On June 18th, a British Airways 787-8 (G-ZBJB) had collapsed at Heathrow when it was preparing for a cargo flight to Frankfurt. The UK’s Air Accidents Investigation Branch (AAIB) has issued a bulletin saying human error caused the incident.
The incident took place when crews were performing a “Dispatch Deviation Guide” (DDG) procedure, a procedure that permits the operation of an aircraft, under specific conditions with particular instruments or functions inoperative for a period of time, until recertification can be made.
This procedure required the cockpit landing gear selection lever to be cycled with hydraulic power applied to the aircraft. According to AAIB, “to prevent the landing gear from retracting, the procedure required pins to be inserted in the nose and main landing gear down locks. However, the NLG [nose landing gear] down lock pin was installed in the NLG down lock apex pin bore, which was adjacent to the correct location to install the downlock pin. When the landing gear selector was cycled, the NLG retracted.”
The mechanic who was tasked to handle the landing gear of the 787 was not tall enough to reach a pin needed to lock the landing gear. So, another taller mechanic stepped in. However, the second mechanic put the pin in the wrong recess. The error made the landing gear suddenly retract into a flying position.
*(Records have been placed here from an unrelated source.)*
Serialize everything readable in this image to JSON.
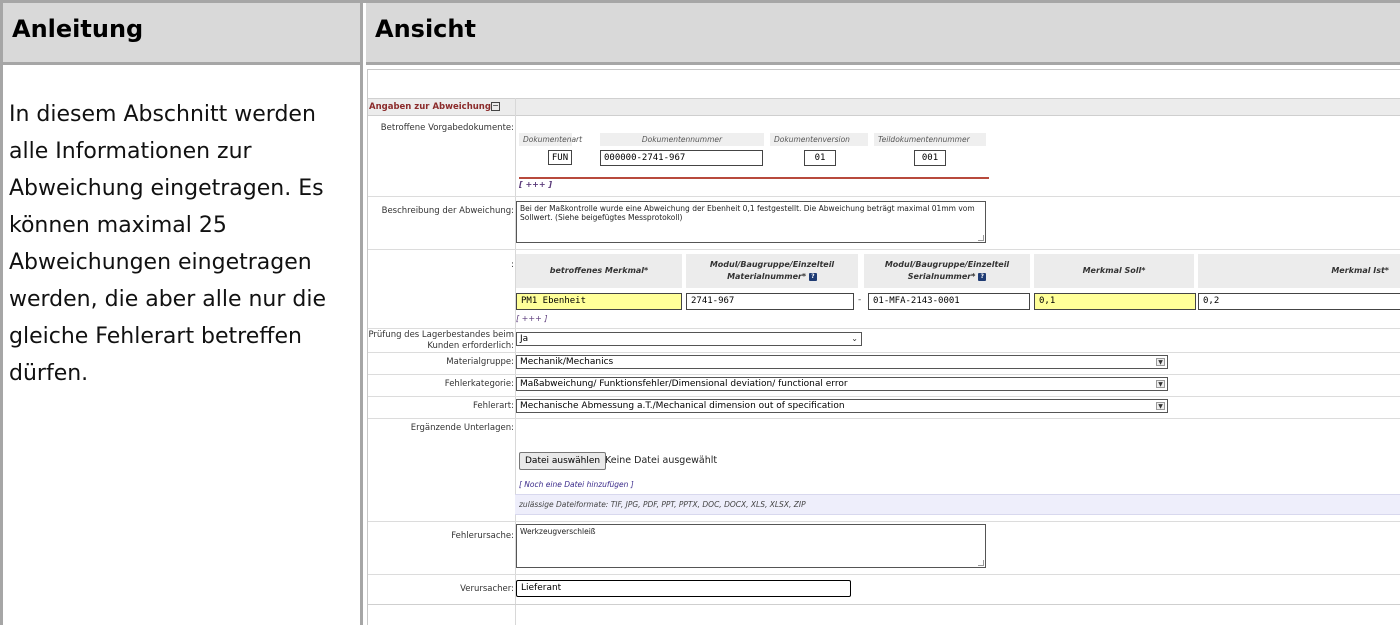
{
  "headers": {
    "left": "Anleitung",
    "right": "Ansicht"
  },
  "instruction": "In diesem Abschnitt werden alle Informationen zur Abweichung eingetragen. Es können maximal 25 Abweichungen eingetragen werden, die aber alle nur die gleiche Fehlerart betreffen dürfen.",
  "section": {
    "title": "Angaben zur Abweichung",
    "toggle": "−"
  },
  "labels": {
    "vorgabe": "Betroffene Vorgabedokumente:",
    "beschreibung": "Beschreibung der Abweichung:",
    "merkmale": ":",
    "lager_1": "Prüfung des Lagerbestandes beim",
    "lager_2": "Kunden erforderlich:",
    "materialgruppe": "Materialgruppe:",
    "fehlerkategorie": "Fehlerkategorie:",
    "fehlerart": "Fehlerart:",
    "unterlagen": "Ergänzende Unterlagen:",
    "ursache": "Fehlerursache:",
    "verursacher": "Verursacher:"
  },
  "documents": {
    "col_art": "Dokumentenart",
    "col_nummer": "Dokumentennummer",
    "col_version": "Dokumentenversion",
    "col_teil": "Teildokumentennummer",
    "art": "FUN",
    "nummer": "000000-2741-967",
    "version": "01",
    "teil": "001",
    "add": "[ +++ ]"
  },
  "beschreibung": "Bei der Maßkontrolle wurde eine Abweichung der Ebenheit 0,1 festgestellt. Die Abweichung beträgt maximal 01mm vom Sollwert. (Siehe beigefügtes Messprotokoll)",
  "merkmal_table": {
    "h_merkmal": "betroffenes Merkmal*",
    "h_material_1": "Modul/Baugruppe/Einzelteil",
    "h_material_2": "Materialnummer*",
    "h_serial_1": "Modul/Baugruppe/Einzelteil",
    "h_serial_2": "Serialnummer*",
    "h_soll": "Merkmal Soll*",
    "h_ist": "Merkmal Ist*",
    "help": "?",
    "merkmal": "PM1 Ebenheit",
    "materialnummer": "2741-967",
    "dash": "-",
    "serialnummer": "01-MFA-2143-0001",
    "soll": "0,1",
    "ist": "0,2",
    "add": "[ +++ ]"
  },
  "lager": "Ja",
  "materialgruppe": "Mechanik/Mechanics",
  "fehlerkategorie": "Maßabweichung/ Funktionsfehler/Dimensional deviation/ functional error",
  "fehlerart": "Mechanische Abmessung a.T./Mechanical dimension out of specification",
  "upload": {
    "button": "Datei auswählen",
    "status": "Keine Datei ausgewählt",
    "add_link": "[ Noch eine Datei hinzufügen ]",
    "formats": "zulässige Dateiformate: TIF, JPG, PDF, PPT, PPTX, DOC, DOCX, XLS, XLSX, ZIP"
  },
  "fehlerursache": "Werkzeugverschleiß",
  "verursacher": "Lieferant"
}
And the plane collapsed when the hydraulics were tested by an engineer
The incident happened while the plane was being loaded for a cargo flight to Frankfurt. The 787 Dreamliner had been used as a freighter aircraft for some time.
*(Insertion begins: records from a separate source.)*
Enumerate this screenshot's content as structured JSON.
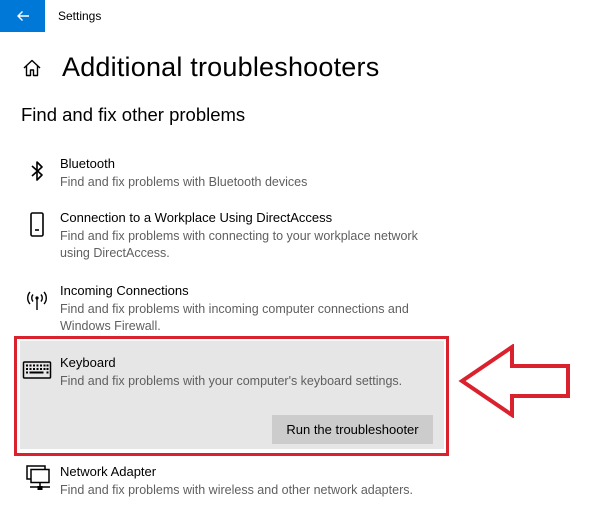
{
  "window": {
    "app_title": "Settings",
    "accent_color": "#0078d7",
    "back_icon": "back-arrow-icon"
  },
  "header": {
    "home_icon": "home-icon",
    "page_title": "Additional troubleshooters",
    "section_title": "Find and fix other problems"
  },
  "items": [
    {
      "icon": "bluetooth-icon",
      "label": "Bluetooth",
      "description": "Find and fix problems with Bluetooth devices"
    },
    {
      "icon": "phone-device-icon",
      "label": "Connection to a Workplace Using DirectAccess",
      "description": "Find and fix problems with connecting to your workplace network using DirectAccess."
    },
    {
      "icon": "wireless-signal-icon",
      "label": "Incoming Connections",
      "description": "Find and fix problems with incoming computer connections and Windows Firewall."
    },
    {
      "icon": "keyboard-icon",
      "label": "Keyboard",
      "description": "Find and fix problems with your computer's keyboard settings.",
      "selected": true,
      "button_label": "Run the troubleshooter"
    },
    {
      "icon": "network-adapter-icon",
      "label": "Network Adapter",
      "description": "Find and fix problems with wireless and other network adapters."
    }
  ],
  "annotation": {
    "highlight_color": "#d9222e",
    "arrow_icon": "left-pointing-arrow-icon"
  }
}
A similar incident has occurred once in the past. In 2018, a 787 had a similar issue, and the reason was once again, the NGL down lock pin was incorrectly inserted.
A service bulletin was provided by Boeing, which instructed the 787 operators to “install an insert into the NLG lock link apex pin bore”. This procedure was made compulsory by FAA in January 2020. Authorities gave 36 months. However, this change wasn’t made in the very 787 that got involved.
Image Credit: “AAIB”